Provided data:
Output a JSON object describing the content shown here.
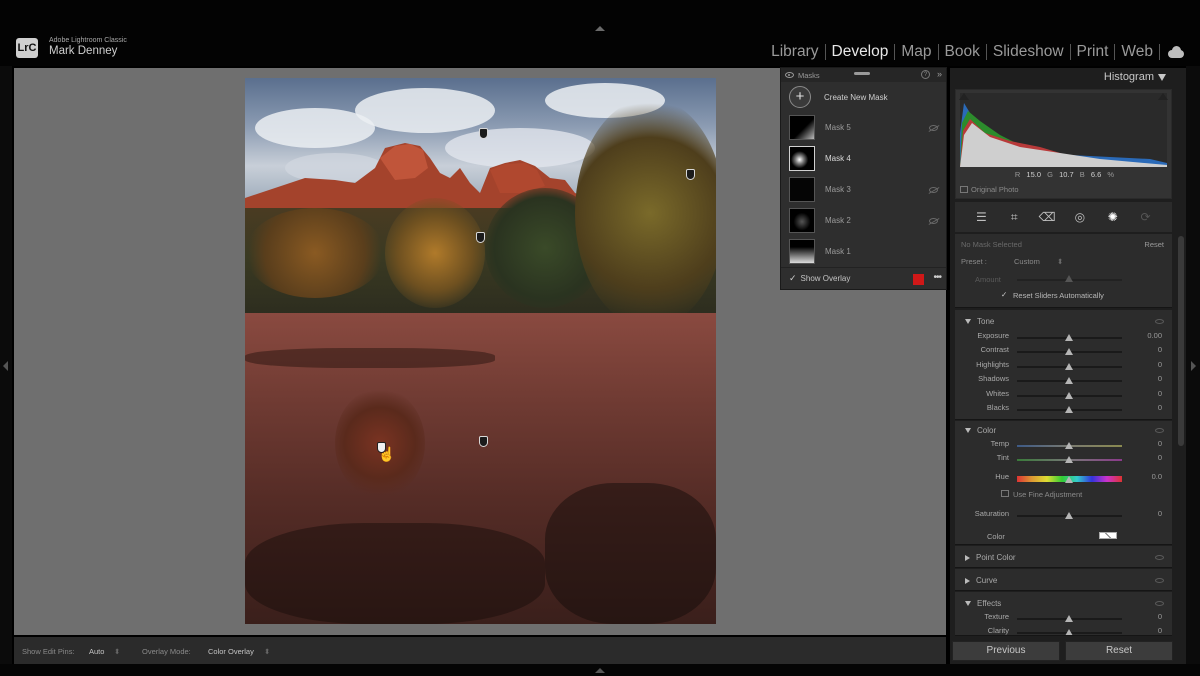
{
  "header": {
    "app_name": "Adobe Lightroom Classic",
    "user_name": "Mark Denney",
    "logo_text": "LrC",
    "modules": [
      "Library",
      "Develop",
      "Map",
      "Book",
      "Slideshow",
      "Print",
      "Web"
    ],
    "active_module": "Develop"
  },
  "masks_panel": {
    "title": "Masks",
    "create_label": "Create New Mask",
    "masks": [
      {
        "label": "Mask 5",
        "hidden": true
      },
      {
        "label": "Mask 4",
        "selected": true
      },
      {
        "label": "Mask 3",
        "hidden": true
      },
      {
        "label": "Mask 2",
        "hidden": true
      },
      {
        "label": "Mask 1"
      }
    ],
    "show_overlay_label": "Show Overlay",
    "overlay_color": "#d01818"
  },
  "histogram": {
    "title": "Histogram",
    "r_label": "R",
    "r_value": "15.0",
    "g_label": "G",
    "g_value": "10.7",
    "b_label": "B",
    "b_value": "6.6",
    "unit": "%",
    "original_photo_label": "Original Photo"
  },
  "mask_settings": {
    "no_mask_label": "No Mask Selected",
    "reset_label": "Reset",
    "preset_label": "Preset :",
    "preset_value": "Custom",
    "amount_label": "Amount",
    "reset_sliders_label": "Reset Sliders Automatically"
  },
  "tone": {
    "title": "Tone",
    "sliders": [
      {
        "label": "Exposure",
        "value": "0.00"
      },
      {
        "label": "Contrast",
        "value": "0"
      },
      {
        "label": "Highlights",
        "value": "0"
      },
      {
        "label": "Shadows",
        "value": "0"
      },
      {
        "label": "Whites",
        "value": "0"
      },
      {
        "label": "Blacks",
        "value": "0"
      }
    ]
  },
  "color": {
    "title": "Color",
    "temp": {
      "label": "Temp",
      "value": "0"
    },
    "tint": {
      "label": "Tint",
      "value": "0"
    },
    "hue": {
      "label": "Hue",
      "value": "0.0"
    },
    "fine_label": "Use Fine Adjustment",
    "saturation": {
      "label": "Saturation",
      "value": "0"
    },
    "color_label": "Color"
  },
  "collapsed_sections": [
    "Point Color",
    "Curve"
  ],
  "effects": {
    "title": "Effects",
    "texture": {
      "label": "Texture",
      "value": "0"
    },
    "clarity": {
      "label": "Clarity",
      "value": "0"
    }
  },
  "bottom_bar": {
    "edit_pins_label": "Show Edit Pins:",
    "edit_pins_value": "Auto",
    "overlay_mode_label": "Overlay Mode:",
    "overlay_mode_value": "Color Overlay"
  },
  "buttons": {
    "previous": "Previous",
    "reset": "Reset"
  }
}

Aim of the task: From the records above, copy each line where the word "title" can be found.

Answer for the task:
    "title": "Masks",
    "title": "Histogram",
    "title": "Tone",
    "title": "Color",
    "title": "Effects",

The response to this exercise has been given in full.